■ Exercise instructions: Return the material below exactly, but only from the line with "Read all visible content and emit it as JSON." through the line with "Serialize everything readable", and without its pictures.

■ Input data:
——————

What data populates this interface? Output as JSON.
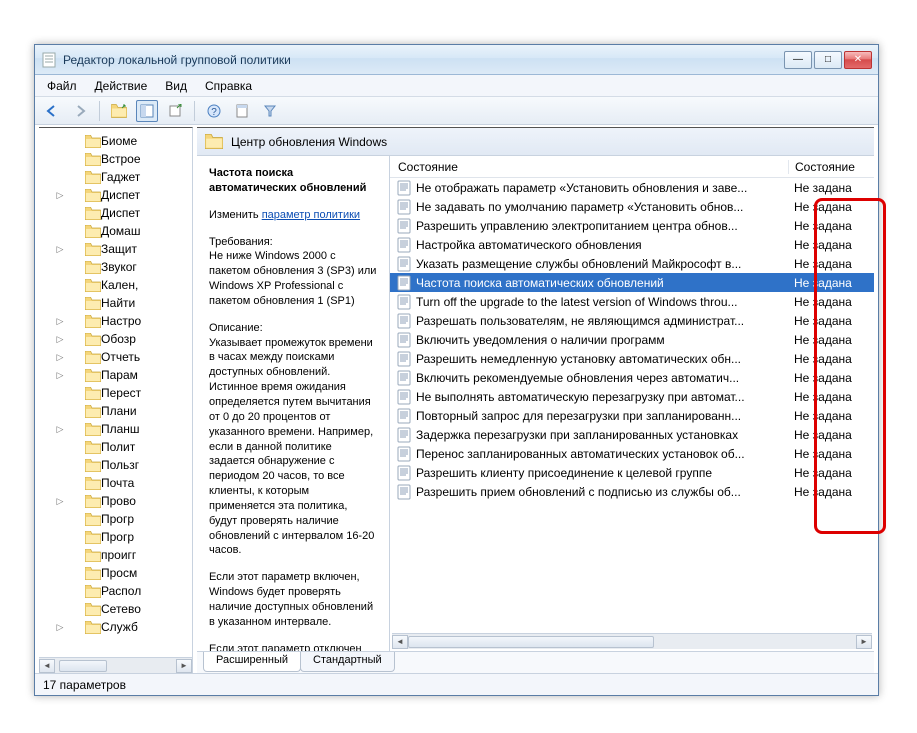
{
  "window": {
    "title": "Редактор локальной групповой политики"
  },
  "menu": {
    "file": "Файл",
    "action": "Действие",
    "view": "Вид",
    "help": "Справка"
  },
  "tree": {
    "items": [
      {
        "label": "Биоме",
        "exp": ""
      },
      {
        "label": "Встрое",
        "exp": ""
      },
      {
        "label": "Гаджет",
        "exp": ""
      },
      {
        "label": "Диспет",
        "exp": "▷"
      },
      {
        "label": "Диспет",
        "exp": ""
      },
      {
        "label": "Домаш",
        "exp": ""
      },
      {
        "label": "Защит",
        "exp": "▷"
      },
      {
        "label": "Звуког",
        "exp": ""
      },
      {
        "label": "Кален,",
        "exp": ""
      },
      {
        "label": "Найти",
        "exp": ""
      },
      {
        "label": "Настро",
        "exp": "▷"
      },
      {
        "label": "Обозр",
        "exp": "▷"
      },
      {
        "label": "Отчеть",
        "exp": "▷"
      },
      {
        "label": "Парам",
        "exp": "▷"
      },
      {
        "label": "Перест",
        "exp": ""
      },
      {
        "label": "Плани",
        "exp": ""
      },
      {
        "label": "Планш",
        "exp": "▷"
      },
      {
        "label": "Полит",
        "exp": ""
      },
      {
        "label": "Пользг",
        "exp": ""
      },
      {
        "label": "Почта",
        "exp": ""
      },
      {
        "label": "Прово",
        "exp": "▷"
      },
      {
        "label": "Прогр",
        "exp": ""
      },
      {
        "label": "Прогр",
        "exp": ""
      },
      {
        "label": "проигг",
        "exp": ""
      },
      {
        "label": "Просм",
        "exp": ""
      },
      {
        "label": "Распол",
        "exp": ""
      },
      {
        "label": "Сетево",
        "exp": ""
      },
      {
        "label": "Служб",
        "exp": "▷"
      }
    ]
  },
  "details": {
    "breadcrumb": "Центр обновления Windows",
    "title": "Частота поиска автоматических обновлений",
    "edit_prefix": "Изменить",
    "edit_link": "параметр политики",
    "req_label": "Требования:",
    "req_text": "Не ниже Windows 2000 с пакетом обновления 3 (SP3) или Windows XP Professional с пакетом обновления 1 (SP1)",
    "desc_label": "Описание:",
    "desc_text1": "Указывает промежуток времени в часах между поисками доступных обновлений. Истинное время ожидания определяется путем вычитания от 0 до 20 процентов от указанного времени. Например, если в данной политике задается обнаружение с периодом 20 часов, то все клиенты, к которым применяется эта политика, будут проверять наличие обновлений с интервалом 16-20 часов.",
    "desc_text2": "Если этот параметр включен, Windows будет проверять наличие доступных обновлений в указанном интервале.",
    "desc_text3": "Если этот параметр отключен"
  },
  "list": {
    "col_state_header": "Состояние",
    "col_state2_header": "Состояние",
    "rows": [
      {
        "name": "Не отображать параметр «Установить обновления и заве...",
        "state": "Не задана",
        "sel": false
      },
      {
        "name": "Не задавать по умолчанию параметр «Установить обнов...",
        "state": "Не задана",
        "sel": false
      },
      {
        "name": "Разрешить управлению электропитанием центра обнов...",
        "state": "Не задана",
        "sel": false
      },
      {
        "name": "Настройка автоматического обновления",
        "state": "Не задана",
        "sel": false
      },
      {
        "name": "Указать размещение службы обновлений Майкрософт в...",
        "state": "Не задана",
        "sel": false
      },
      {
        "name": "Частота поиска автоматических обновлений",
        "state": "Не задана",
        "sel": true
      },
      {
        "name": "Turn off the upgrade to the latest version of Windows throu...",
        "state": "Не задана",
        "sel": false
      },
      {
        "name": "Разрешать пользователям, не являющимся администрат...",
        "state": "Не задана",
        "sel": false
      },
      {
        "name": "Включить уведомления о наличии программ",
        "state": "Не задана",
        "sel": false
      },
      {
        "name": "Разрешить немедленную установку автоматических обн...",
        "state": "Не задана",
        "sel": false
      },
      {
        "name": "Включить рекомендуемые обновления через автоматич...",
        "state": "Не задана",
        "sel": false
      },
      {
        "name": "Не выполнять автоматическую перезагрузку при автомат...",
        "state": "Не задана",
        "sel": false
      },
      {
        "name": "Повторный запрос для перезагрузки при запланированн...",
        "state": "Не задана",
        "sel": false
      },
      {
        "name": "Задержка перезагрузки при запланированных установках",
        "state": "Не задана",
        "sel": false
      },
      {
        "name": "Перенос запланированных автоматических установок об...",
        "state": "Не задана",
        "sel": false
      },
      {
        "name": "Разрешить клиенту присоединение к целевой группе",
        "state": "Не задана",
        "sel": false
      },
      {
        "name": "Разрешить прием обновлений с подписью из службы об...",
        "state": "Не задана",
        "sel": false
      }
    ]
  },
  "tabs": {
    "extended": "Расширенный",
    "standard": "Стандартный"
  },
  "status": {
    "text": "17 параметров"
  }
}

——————

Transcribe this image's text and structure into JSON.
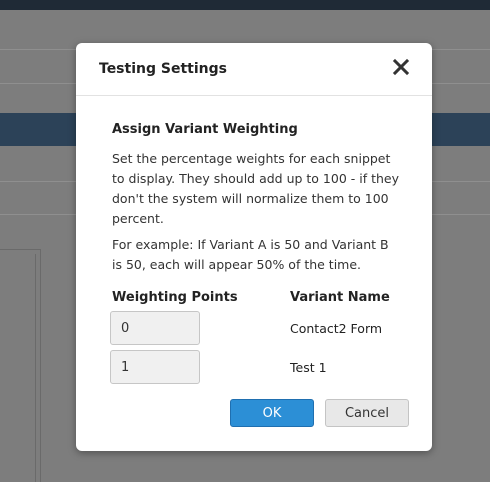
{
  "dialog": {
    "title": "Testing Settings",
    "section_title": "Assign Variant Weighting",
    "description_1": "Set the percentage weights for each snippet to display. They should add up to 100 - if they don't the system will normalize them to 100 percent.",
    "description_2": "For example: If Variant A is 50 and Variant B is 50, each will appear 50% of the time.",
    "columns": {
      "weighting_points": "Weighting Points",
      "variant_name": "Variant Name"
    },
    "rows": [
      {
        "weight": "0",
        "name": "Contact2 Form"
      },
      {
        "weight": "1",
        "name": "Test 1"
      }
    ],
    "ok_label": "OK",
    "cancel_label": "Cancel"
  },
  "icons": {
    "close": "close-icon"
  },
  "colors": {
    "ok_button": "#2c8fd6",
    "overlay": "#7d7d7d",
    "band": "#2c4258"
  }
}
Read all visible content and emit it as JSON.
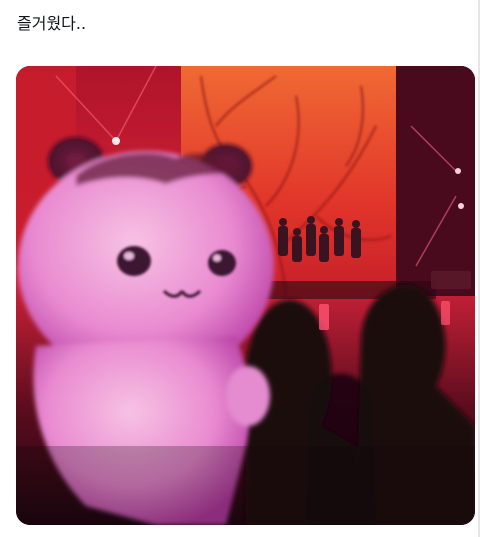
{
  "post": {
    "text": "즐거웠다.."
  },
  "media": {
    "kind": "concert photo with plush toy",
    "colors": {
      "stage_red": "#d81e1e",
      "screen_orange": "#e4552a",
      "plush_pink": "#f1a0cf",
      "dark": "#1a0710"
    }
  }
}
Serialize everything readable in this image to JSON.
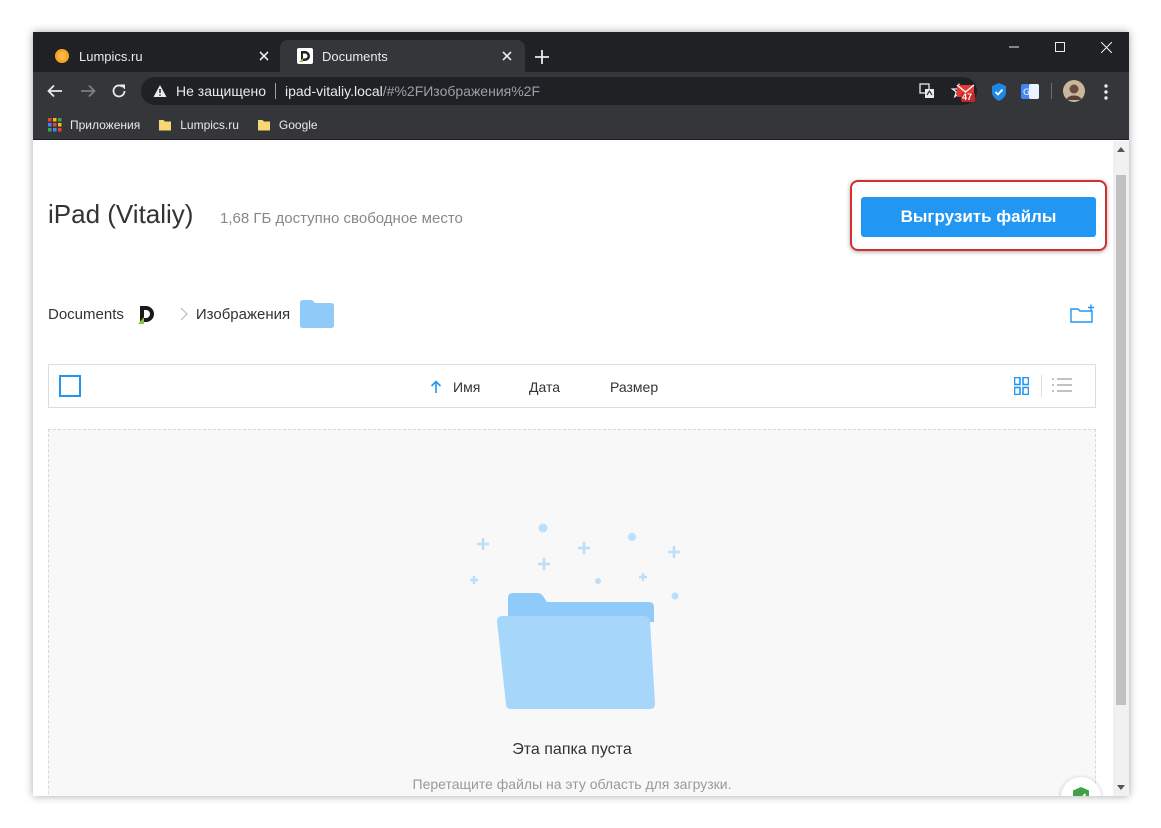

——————

■ Task output:
Read all visible content and emit it as JSON.
{
  "post": {
    "text": "즐거웠다.."
  },
  "media": {
    "kind": "concert photo with plush toy",
    "colors": {
      "stage_red": "#d81e1e",
      "screen_orange": "#e4552a",
      "plush_pink": "#f1a0cf",
      "dark": "#1a0710"
    }
  }
}
Serialize everything readable in this image to JSON.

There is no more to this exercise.